commenced tree ripening in mid - late November, only a little before
In 2017, the first slight color change in the Maluma fruit was in
late September. Hass fruit here are all totally green at that time.
In 2020, the first color change was about mid October. Fruit picked
on the 19th of October had softened by the 28th. The quality was
good, but the seed coat was stil a light brown, suggesting they had
yet to reach full maturity. In the 2016 season, Maluma fruit in the
Bay of Plenty reached the minimum 24% dry matter in early October,
whereas Hass reached 24% much earlier than Maluma, in mid August.
In contrast, in the warmer areas of new Zealand (Whangarei, Far
North) Maluma reached 24% in mid June, but Hass didn't achieve
pickable maturity of 24% DM until a month later, in mid July.
Clearly, there is a regional split - Maluma is the earliest high
quality avocado to mature, but only in the warmer north. In the Bay
of Plenty, the main avocado growing area, Hass beats Maluma to first
maturity by a significant margin.
A tentative explanation might be that Hass is better able to ripen

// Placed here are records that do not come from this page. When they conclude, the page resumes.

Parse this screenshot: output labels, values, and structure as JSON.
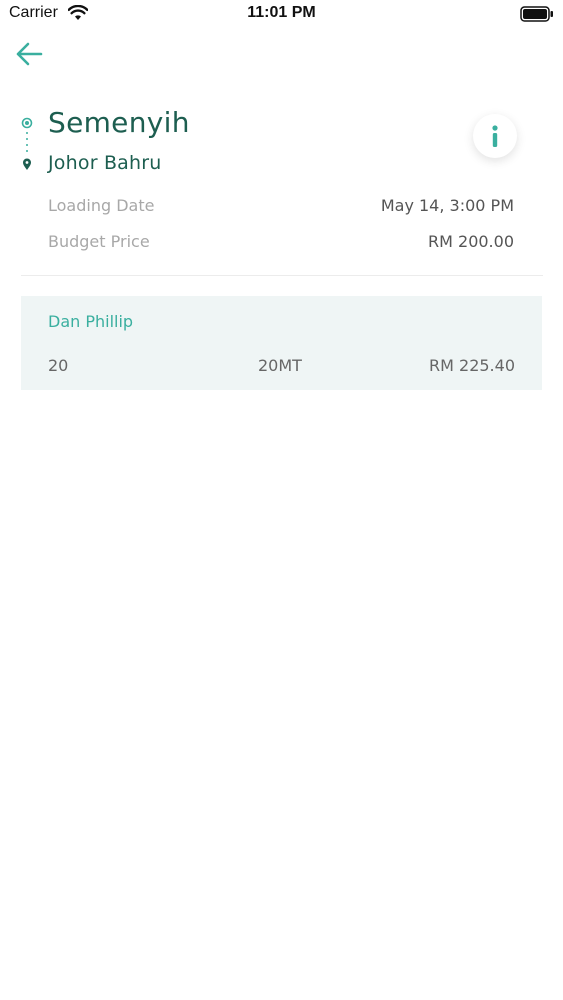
{
  "status_bar": {
    "carrier": "Carrier",
    "time": "11:01 PM"
  },
  "icons": {
    "back": "arrow-left-icon",
    "wifi": "wifi-icon",
    "battery": "battery-icon",
    "origin": "origin-dot-icon",
    "destination": "map-pin-icon",
    "info": "info-icon"
  },
  "colors": {
    "accent": "#3aaf9f",
    "heading": "#1d5e50",
    "card_bg": "#eff5f5"
  },
  "route": {
    "origin": "Semenyih",
    "destination": "Johor Bahru"
  },
  "details": [
    {
      "label": "Loading Date",
      "value": "May 14, 3:00 PM"
    },
    {
      "label": "Budget Price",
      "value": "RM 200.00"
    }
  ],
  "bids": [
    {
      "bidder": "Dan Phillip",
      "quantity": "20",
      "weight": "20MT",
      "price": "RM 225.40"
    }
  ]
}
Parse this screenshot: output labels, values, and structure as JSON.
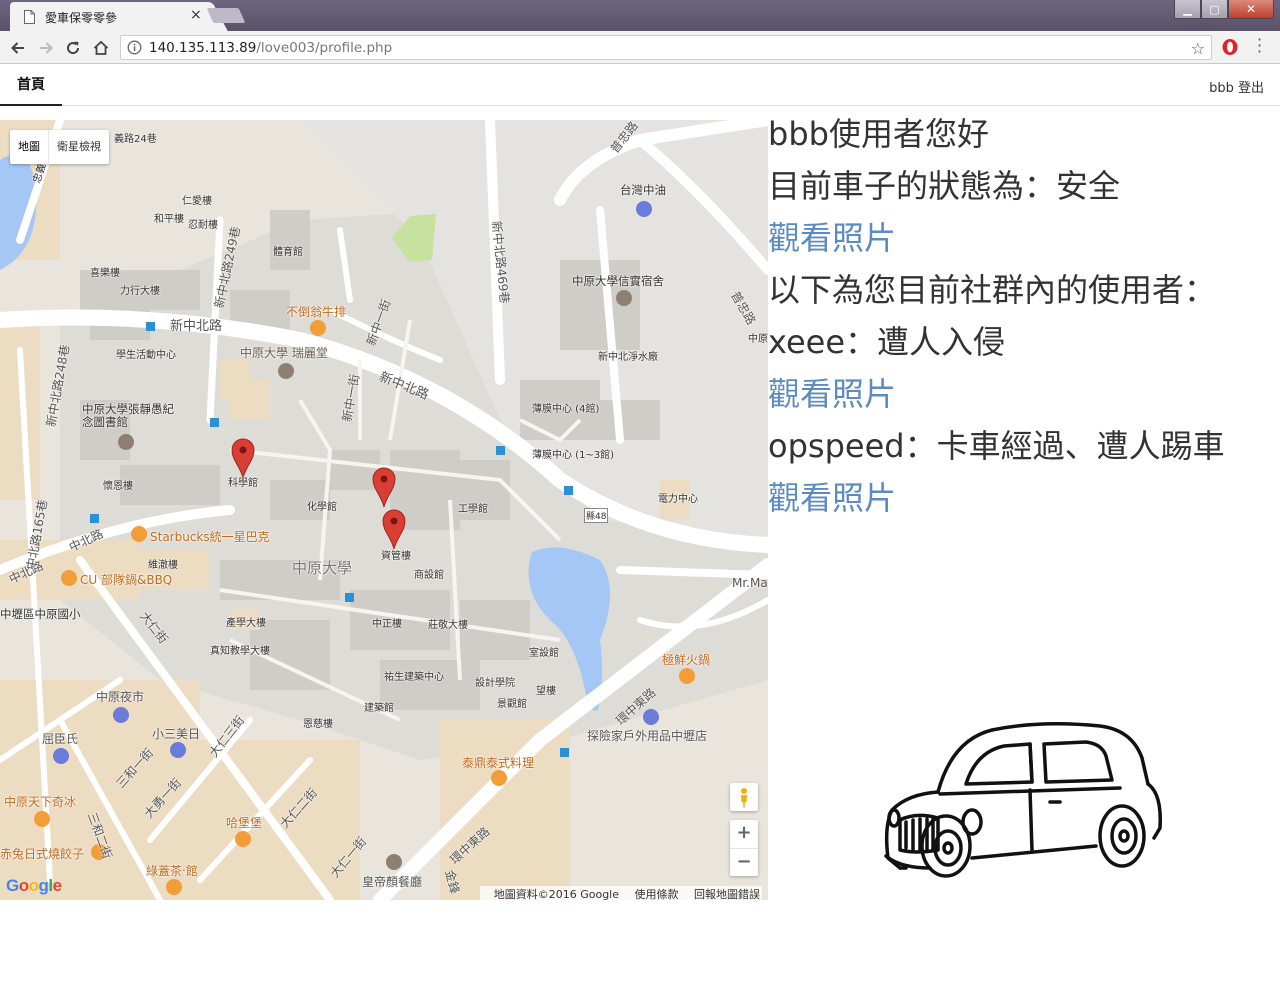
{
  "browser": {
    "tab_title": "愛車保零零參",
    "tab_close": "×",
    "url_host": "140.135.113.89",
    "url_path": "/love003/profile.php",
    "window_controls": {
      "minimize": "▁",
      "restore": "▢",
      "close": "✕"
    }
  },
  "nav": {
    "home": "首頁",
    "user_logout": "bbb 登出"
  },
  "map": {
    "type_map": "地圖",
    "type_satellite": "衛星檢視",
    "zoom_in": "+",
    "zoom_out": "−",
    "logo": "Google",
    "footer": {
      "data": "地圖資料©2016 Google",
      "terms": "使用條款",
      "report": "回報地圖錯誤"
    },
    "labels": {
      "l1": "義路24巷",
      "l2": "忠義路23巷",
      "l3": "仁愛樓",
      "l4": "和平樓",
      "l5": "忍耐樓",
      "l6": "體育館",
      "l7": "喜樂樓",
      "l8": "力行大樓",
      "l9": "新中北路249巷",
      "l10": "不倒翁牛排",
      "l11": "新中北路",
      "l12": "學生活動中心",
      "l13": "中原大學 瑞麗堂",
      "l14": "新中一街",
      "l15": "新中北路248巷",
      "l16": "中原大學張靜愚紀念圖書館",
      "l17": "科學館",
      "l18": "懷恩樓",
      "l19": "化學館",
      "l20": "新中北路469巷",
      "l21": "台灣中油",
      "l22": "中原大學信實宿舍",
      "l23": "新中北淨水廠",
      "l24": "薄膜中心 (4館)",
      "l25": "薄膜中心 (1~3館)",
      "l26": "電力中心",
      "l27": "工學館",
      "l28": "資管樓",
      "l29": "Starbucks統一星巴克",
      "l30": "維澈樓",
      "l31": "CU 部隊鍋&BBQ",
      "l32": "中原大學",
      "l33": "商設館",
      "l34": "中壢區中原國小",
      "l35": "產學大樓",
      "l36": "真知教學大樓",
      "l37": "中正樓",
      "l38": "莊敬大樓",
      "l39": "室設館",
      "l40": "祐生建築中心",
      "l41": "設計學院",
      "l42": "景觀館",
      "l43": "建築館",
      "l44": "恩慈樓",
      "l45": "中原夜市",
      "l46": "小三美日",
      "l47": "屈臣氏",
      "l48": "中原天下奇冰",
      "l49": "哈堡堡",
      "l50": "赤兔日式燒餃子",
      "l51": "綠蓋茶‧館",
      "l52": "皇帝顏餐廳",
      "l53": "泰鼎泰式料理",
      "l54": "極鮮火鍋",
      "l55": "探險家戶外用品中壢店",
      "l56": "環中東路",
      "l57": "Mr.Ma",
      "l58": "大仁街",
      "l59": "大仁二街",
      "l60": "三和一街",
      "l61": "三和二街",
      "l62": "大勇一街",
      "l63": "大仁一街",
      "l64": "中北路",
      "l65": "中北路165巷",
      "l66": "新中北路",
      "l67": "普忠路",
      "l68": "望樓",
      "l69": "環中東路",
      "l70": "縣48",
      "l71": "新中一街",
      "l72": "大仁三街",
      "l73": "中北路",
      "l74": "普忠路",
      "l75": "中原",
      "l76": "金鋒"
    }
  },
  "panel": {
    "greeting": "bbb使用者您好",
    "status": "目前車子的狀態為：安全",
    "view_photo_1": "觀看照片",
    "community_header": "以下為您目前社群內的使用者：",
    "user1": "xeee：遭人入侵",
    "view_photo_2": "觀看照片",
    "user2": "opspeed：卡車經過、遭人踢車",
    "view_photo_3": "觀看照片"
  },
  "colors": {
    "link": "#5b8bbf",
    "text": "#333333",
    "pin": "#d93d34",
    "water": "#a4c7f5",
    "park": "#c9e2a6",
    "campus": "#dcdad4"
  },
  "icons": {
    "back": "arrow-left-icon",
    "forward": "arrow-right-icon",
    "reload": "reload-icon",
    "home": "home-icon",
    "info": "info-icon",
    "bookmark": "star-icon",
    "opera": "opera-icon",
    "menu": "kebab-menu-icon",
    "pegman": "pegman-icon",
    "car": "car-drawing-icon"
  }
}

fruit in cooler temperatures; and Maluma's maturation is both
inhibited by cooler temperatures and is much more responsive
to warm temperatures than Hass.
Externally, the fruit look almost identical to Hass, but the shape
is more pyriforme (pear shaped), and the skin is much more
prominently 'pebbled', and is glossier. The ripe skin color is
purple-black. Internally, the flesh is slightly paler than Hass,
with a little fiber, and has a good flesh to seed ratio. South
Africa reports the seed volume as 10% - 15% of the fruit volume. A
small 2018 sample here was 11.4%, 12.2%, 13.4%, 14.1%, so in line
with South African results. Under South African conditions the fruit
size range is 150 to 400 grams. The New Zealand fruit illustrated
above was large relative to Hass, at 335 grams (the seed on the far
left has had its seed coat removed). In 2017, the fruit averaged
around 320 grams.
The South Africans describe the taste as nutty, like Hass, but
'creamier'. The above fruit, picked in mid December 2014, was very
oily, with a buttery texture. It has a definite and very good
flavour, but it is not as 'nutty' as Hass. The skin usually peels
easily from the flesh. In 2017, the first hint of color change on
Maluma fruit was in late september. A fruit picked at this stage was
very good - better than Hass at this time. However, the autumn set
Carmen Hass round picked in late September was outstanding - as good
as Hass ever is at its best. In 2018, it was clear that spring
Maluma are much superior to Hass in flavor, but by early summer Hass
has caught up and surpassed Maluma in flavor.
Personally, I think the flavor is superior to Hass, at least, early
in the season. Maluma fruit from the north have the potential to be
seen as a 'gourmet' avocado early in the season - as long as they
can be guaranteed to have a Northern provenance.